“I still expected my place to be looking how I last saw it,” Sims said. “… It was like my house was ransacked. It was filthy. It was only like three [Christmas] gifts left under the tree, and it was probably 18 to 20 gifts that I wrapped.
“That’s crazy, right? Hard-earned money got spent on that, and I be expecting my stuff to be secure in my house. It’s no way somebody should’ve gotten access to my things.”
Sims ended her lease and moved into a home further from her job and her kids’ daycare; Johnson moved back into her Algonquin apartment Jan. 13; Lathan, moved to another Mac property, according to the lawsuit.

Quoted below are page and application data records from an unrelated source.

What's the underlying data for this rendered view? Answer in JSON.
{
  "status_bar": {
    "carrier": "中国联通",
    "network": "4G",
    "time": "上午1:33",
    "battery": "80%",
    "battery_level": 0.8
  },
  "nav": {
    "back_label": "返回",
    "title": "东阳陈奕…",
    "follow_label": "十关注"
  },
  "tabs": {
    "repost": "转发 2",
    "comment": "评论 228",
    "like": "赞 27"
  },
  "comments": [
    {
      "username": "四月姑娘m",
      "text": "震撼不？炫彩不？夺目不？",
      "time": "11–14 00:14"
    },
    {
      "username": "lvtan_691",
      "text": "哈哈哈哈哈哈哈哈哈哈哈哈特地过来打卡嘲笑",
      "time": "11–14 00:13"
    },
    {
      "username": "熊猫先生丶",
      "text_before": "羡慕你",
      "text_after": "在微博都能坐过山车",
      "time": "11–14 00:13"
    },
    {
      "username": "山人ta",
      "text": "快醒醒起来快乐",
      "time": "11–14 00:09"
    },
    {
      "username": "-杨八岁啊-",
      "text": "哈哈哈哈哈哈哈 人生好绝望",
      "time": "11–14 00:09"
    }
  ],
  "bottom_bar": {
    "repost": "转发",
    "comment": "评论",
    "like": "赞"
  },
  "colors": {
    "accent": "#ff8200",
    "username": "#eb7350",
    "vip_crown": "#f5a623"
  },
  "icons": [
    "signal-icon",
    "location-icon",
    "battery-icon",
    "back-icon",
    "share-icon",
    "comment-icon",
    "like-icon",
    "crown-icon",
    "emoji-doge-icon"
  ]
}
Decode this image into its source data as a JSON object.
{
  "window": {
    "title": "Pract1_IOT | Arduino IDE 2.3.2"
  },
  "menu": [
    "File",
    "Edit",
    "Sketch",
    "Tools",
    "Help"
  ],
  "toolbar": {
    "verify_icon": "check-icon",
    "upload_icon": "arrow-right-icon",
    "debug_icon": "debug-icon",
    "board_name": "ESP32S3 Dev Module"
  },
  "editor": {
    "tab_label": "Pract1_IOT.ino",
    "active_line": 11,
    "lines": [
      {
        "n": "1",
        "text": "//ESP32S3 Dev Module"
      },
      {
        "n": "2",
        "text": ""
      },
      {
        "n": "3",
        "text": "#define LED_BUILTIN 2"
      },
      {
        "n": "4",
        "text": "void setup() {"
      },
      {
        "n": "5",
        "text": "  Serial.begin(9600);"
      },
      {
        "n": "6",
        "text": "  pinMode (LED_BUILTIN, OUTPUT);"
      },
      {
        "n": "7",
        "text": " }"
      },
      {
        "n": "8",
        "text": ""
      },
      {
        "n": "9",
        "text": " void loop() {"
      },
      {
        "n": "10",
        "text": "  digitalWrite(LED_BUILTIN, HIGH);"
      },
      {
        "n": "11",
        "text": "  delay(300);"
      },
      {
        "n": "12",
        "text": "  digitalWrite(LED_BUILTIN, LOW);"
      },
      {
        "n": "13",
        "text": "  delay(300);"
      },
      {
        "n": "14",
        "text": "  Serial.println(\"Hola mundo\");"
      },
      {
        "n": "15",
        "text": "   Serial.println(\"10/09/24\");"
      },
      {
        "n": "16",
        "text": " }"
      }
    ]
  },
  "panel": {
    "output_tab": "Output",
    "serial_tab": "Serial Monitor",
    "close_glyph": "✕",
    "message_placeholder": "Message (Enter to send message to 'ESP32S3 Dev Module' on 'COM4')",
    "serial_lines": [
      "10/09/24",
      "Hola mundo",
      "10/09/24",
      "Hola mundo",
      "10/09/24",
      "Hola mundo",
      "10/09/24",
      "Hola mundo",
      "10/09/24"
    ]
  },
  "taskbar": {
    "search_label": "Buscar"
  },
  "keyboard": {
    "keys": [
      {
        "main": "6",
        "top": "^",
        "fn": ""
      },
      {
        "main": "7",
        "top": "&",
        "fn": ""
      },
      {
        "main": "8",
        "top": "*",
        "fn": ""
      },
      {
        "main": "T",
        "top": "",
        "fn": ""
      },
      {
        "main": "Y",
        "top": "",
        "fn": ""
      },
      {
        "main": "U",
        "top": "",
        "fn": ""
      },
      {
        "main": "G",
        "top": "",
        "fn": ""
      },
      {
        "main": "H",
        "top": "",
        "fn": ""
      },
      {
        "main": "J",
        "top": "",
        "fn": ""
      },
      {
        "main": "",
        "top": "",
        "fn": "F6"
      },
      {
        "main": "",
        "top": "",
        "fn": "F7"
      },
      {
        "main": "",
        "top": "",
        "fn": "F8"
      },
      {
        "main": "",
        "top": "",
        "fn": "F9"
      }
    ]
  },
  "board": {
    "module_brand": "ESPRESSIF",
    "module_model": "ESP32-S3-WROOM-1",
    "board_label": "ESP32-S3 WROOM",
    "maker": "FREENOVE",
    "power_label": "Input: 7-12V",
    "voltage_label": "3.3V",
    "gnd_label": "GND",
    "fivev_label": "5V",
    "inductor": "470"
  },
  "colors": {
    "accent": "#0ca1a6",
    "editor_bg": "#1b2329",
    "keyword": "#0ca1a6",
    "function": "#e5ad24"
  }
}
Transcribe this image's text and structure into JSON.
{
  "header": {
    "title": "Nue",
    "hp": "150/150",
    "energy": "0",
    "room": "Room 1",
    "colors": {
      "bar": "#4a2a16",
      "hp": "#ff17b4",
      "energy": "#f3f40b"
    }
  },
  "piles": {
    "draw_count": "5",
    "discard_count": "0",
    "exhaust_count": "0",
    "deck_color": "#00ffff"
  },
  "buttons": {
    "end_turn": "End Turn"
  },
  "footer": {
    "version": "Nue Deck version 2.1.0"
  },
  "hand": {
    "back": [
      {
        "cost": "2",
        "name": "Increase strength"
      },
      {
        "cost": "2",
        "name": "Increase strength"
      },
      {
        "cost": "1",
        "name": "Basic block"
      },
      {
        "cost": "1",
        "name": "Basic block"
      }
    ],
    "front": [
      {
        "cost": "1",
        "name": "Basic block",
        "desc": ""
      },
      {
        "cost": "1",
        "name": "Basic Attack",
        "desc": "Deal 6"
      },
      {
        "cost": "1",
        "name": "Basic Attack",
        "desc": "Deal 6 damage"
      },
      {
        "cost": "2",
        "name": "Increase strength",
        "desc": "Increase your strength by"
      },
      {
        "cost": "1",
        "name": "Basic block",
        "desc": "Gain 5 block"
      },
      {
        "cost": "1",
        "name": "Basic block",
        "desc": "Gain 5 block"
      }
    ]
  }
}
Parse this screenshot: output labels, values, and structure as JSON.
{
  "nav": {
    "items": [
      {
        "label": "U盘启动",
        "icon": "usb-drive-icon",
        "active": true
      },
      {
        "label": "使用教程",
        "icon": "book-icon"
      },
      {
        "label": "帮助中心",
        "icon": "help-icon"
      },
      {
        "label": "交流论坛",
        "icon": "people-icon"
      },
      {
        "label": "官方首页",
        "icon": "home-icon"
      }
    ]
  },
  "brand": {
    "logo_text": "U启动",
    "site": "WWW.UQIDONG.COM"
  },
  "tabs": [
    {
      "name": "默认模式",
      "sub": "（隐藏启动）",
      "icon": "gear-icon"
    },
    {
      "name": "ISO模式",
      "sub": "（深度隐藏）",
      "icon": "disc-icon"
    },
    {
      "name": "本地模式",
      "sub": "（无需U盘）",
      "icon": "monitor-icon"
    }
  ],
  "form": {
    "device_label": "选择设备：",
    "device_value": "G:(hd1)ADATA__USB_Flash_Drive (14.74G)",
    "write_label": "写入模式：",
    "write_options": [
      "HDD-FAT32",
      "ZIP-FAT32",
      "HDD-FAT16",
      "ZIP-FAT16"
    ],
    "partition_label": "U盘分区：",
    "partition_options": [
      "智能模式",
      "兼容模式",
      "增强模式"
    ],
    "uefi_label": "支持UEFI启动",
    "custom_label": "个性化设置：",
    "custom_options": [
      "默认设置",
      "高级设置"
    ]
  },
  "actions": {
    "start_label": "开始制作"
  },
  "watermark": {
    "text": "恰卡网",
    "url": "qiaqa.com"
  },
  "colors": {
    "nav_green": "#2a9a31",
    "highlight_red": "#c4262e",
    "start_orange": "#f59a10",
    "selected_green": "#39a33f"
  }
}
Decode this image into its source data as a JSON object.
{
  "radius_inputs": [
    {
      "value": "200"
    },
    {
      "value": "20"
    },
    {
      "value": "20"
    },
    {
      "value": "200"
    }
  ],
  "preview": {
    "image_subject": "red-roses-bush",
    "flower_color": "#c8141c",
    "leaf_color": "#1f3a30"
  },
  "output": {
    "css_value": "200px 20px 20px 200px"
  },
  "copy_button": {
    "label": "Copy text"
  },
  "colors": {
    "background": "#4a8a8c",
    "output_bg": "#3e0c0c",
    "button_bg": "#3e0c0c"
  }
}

The lawsuit seeks repayment for moving costs, damages and other residents’ needs, but specifics on how much that compensation should be are not yet available, attorney Caryn Lederer said this week.
Lathan said she wants Mac to take responsibility for its “negligent” behavior, she said.
“I know that profits are important to any business, but please don’t put your profits ahead of your tenants’ safety,” Lathan said. “Do right by us.”
Mac provided shelter to displaced residents at hotels or other company-owned apartments by request and gave a $100 prepaid debit card to each household, Cassel said earlier this month. The company has since offered another $150 debit card to some displaced households, according to the lawsuit.
Mac is also working with residents “to ensure they are reasonably reimbursed for damages” — including paying up to $500 worth of renter’s insurance deductibles — and “issuing appropriate rent credits for residents who were displaced,” Cassel said.
Some tenants received their usual January rent notices; have not been credited in full for the days they were displaced; and experienced pushback as they requested the second debit cards, residents said. Many residents never received the second card, according to the lawsuit.
The buildings were reopened Jan. 13 with city approval after Mac restarted the boilers, repaired leaking pipes and installed temporary doors on all units, Cassel said. Crews have continued to fix cosmetic damage and deep-clean apartments since residents moved back in, he said.
The city’s buildings department allowed the affected apartments to reopen as of last week, spokesperson Michael Puccinelli confirmed. The city, the owner and ComEd are working to “safely increase the supply of electricity to the building” to account for the window heaters’ operation, he said.